Thinking that I’d see if Nordstrom would respond to my Tweet (since that’s where I purchased the boots), I sent this little bit of Twitter pleasure out:

To my surprise, I didn’t hear anything back from Nordstrom (granted, I wasn’t REALLY expecting anything back from them, especially since I didn’t use their Twitter handle). What I did get, though, were a bunch of great reccos from friends of places to take my shoes to get them fixed (including Nordstrom).

Then, when I booted up my PC at work this a.m. I was definitely surprised to see that Cole Haan had responded to my tweet (very thoroughly):


Regardless of what happens now (whether or not I get a new pair or a fixed pair), I’m still definitely going to be singing the praises of Cole Haan’s outreach and customer service on this one!

It just goes to prove that when brands act more like people they can greately change the way consumers think, which is especially useful when consumers often think (and act) with their wallets.



Text/FB/Tweet/Email/Call/Smoke Signal Me

Confession #1: I’m addicted to technology.

Confession #2: I’ve seen “He’s Just Not that Into You” and I liked it.

Confession #3: I need an easier way to communicate with people.

Remember back in the day when you had to convince your parents to get a second land line so that you could stay up at night talking to that special someone? Remember when you used that same tactic to get your parents to let you install that AOL disc you got at Blockbuster video after they drove you there to rent some Pauly Shore comedy? Remember how that was the last time you were able to consistently rely on one form of communication with someone? I do.

Now, let me make it very clear that I’m not trying to be the old fuddy duddy who sits on his porch yelling at kids for their loud music and their internets… I’m really not. I am however, trying to be that guy that watches a chick flick like “He’s Just Not that Into You” and tries to pry some small glimmer of actuality from the movie – here it goes.

Drew Barrymore‘s character Mary spouts off this bit-o-wisdom while shopping with ScarJo’s character:

I had this guy leave me a voicemail at work, so I called him at home, and then he emailed me to my BlackBerry, and so I texted to his cell, and now you just have to go around checking all these different portals just to get rejected by seven different technologies.

Now, I’m normally immune to the “OMG, that’s totally my life they’re talking about” syndrome which many fans of this genre of movies are afflicted with, but I was like “holy Steve Jobs, she’s right.”

It really got me thinking about how I communicate on a day-to-day basis and how I regard those different avenues of communication.

Text – This is my default for my friends, family (those that text – which my mom just now got into), and colleagues.
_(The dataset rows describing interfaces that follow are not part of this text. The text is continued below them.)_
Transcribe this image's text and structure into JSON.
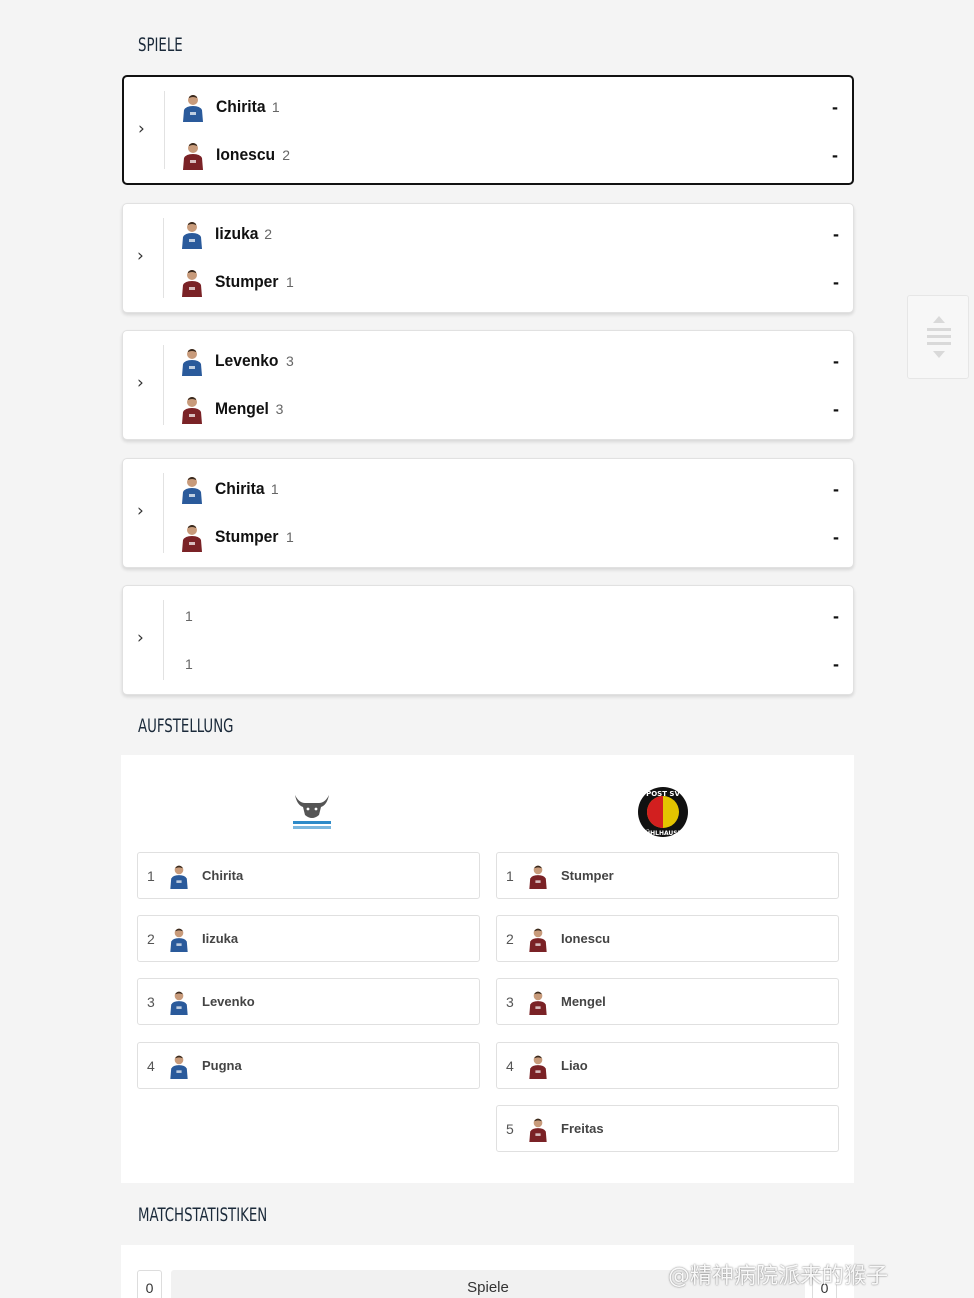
{
  "sections": {
    "games_title": "SPIELE",
    "lineup_title": "AUFSTELLUNG",
    "stats_title": "MATCHSTATISTIKEN"
  },
  "colors": {
    "home_jersey": "#2a5a9b",
    "away_jersey": "#7a2226",
    "active_border": "#111111"
  },
  "games": [
    {
      "active": true,
      "home": {
        "name": "Chirita",
        "number": "1"
      },
      "away": {
        "name": "Ionescu",
        "number": "2"
      },
      "home_score": "-",
      "away_score": "-"
    },
    {
      "active": false,
      "home": {
        "name": "Iizuka",
        "number": "2"
      },
      "away": {
        "name": "Stumper",
        "number": "1"
      },
      "home_score": "-",
      "away_score": "-"
    },
    {
      "active": false,
      "home": {
        "name": "Levenko",
        "number": "3"
      },
      "away": {
        "name": "Mengel",
        "number": "3"
      },
      "home_score": "-",
      "away_score": "-"
    },
    {
      "active": false,
      "home": {
        "name": "Chirita",
        "number": "1"
      },
      "away": {
        "name": "Stumper",
        "number": "1"
      },
      "home_score": "-",
      "away_score": "-"
    },
    {
      "active": false,
      "home": {
        "name": "",
        "number": "1"
      },
      "away": {
        "name": "",
        "number": "1"
      },
      "home_score": "-",
      "away_score": "-"
    }
  ],
  "lineup": {
    "home_logo_icon": "bull-logo-icon",
    "home_logo_text": "TTF OCHSENHAUSEN",
    "away_logo_icon": "post-sv-logo-icon",
    "away_logo_text": "POST SV MÜHLHAUSEN",
    "home": [
      {
        "number": "1",
        "name": "Chirita"
      },
      {
        "number": "2",
        "name": "Iizuka"
      },
      {
        "number": "3",
        "name": "Levenko"
      },
      {
        "number": "4",
        "name": "Pugna"
      }
    ],
    "away": [
      {
        "number": "1",
        "name": "Stumper"
      },
      {
        "number": "2",
        "name": "Ionescu"
      },
      {
        "number": "3",
        "name": "Mengel"
      },
      {
        "number": "4",
        "name": "Liao"
      },
      {
        "number": "5",
        "name": "Freitas"
      }
    ]
  },
  "stats": {
    "label": "Spiele",
    "home_value": "0",
    "away_value": "0"
  },
  "side_widget_icon": "scroll-handle-icon",
  "watermark": "@精神病院派来的猴子"
}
It’s quick, it’s easy, and I can do it while eating. Texting gives me the ability to think before I speak (yay editing!) and make sure my thoughts are well-written.

Phone Calls – I don’t have a land line, so my cell phone is basically my real-time connection to the world. If you’ve got my number, chances are I trust you enough to let you call me in the middle of the night. I’ll admit, I don’t talk to people on the phone much, though. My AT&T call list looks a little sad.
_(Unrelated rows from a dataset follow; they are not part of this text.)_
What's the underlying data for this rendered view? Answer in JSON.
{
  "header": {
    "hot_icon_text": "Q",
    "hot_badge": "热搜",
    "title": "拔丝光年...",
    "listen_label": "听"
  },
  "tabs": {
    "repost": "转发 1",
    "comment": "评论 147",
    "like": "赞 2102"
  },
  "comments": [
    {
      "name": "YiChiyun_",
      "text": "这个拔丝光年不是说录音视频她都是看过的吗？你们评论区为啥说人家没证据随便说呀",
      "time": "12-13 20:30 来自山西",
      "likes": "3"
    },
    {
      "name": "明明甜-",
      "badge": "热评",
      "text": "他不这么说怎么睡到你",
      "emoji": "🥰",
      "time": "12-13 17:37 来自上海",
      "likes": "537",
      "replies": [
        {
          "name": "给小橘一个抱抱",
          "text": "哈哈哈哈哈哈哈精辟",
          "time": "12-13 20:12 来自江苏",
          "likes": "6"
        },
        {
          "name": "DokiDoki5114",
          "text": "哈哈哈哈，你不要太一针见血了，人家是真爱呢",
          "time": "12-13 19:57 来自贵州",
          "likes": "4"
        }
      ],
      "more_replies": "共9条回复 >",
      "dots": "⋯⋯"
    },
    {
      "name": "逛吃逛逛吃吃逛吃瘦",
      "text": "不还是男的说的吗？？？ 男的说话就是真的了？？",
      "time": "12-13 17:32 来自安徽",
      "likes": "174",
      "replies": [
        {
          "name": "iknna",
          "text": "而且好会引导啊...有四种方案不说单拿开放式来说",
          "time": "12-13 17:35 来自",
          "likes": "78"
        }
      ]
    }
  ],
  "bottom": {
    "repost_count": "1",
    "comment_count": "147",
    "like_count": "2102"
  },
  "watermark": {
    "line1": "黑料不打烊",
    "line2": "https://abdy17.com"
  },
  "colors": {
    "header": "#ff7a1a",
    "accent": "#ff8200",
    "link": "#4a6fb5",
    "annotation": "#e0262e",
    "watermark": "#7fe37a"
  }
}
Email – Usually reserved for work, I actually don’t do much emailing with friends or family. Most my sent emails (from my hotmail/gmail) are to craigslist sellers…

IM – Ah, instant message. What once was reserved for late-night chats with my HS girlfriend is now the instant mode of communication with my friends. I use Digsby, so I can talk to my friends on MSN, Facebook Chat, Gchat, AOL Instant Messenger, and probably more… Needless to say, this can become a distraction, so I end up ghosting (appearing offline) a lot.

Twitter DM – Not gonna lie, I’m not a huge fan of the Twitter DM. It isn’t because I don’t find the DM function of Twitter to be useful, but because for me the people that end up sending me a DM also have my cell phone number and could just as easily text me – especially when you consider I get an alert on my cell when I get a DM.

At the end of the day, it doesn’t really matter how or where we’re able to communicate, but sometimes I just wish I was using Wuphf .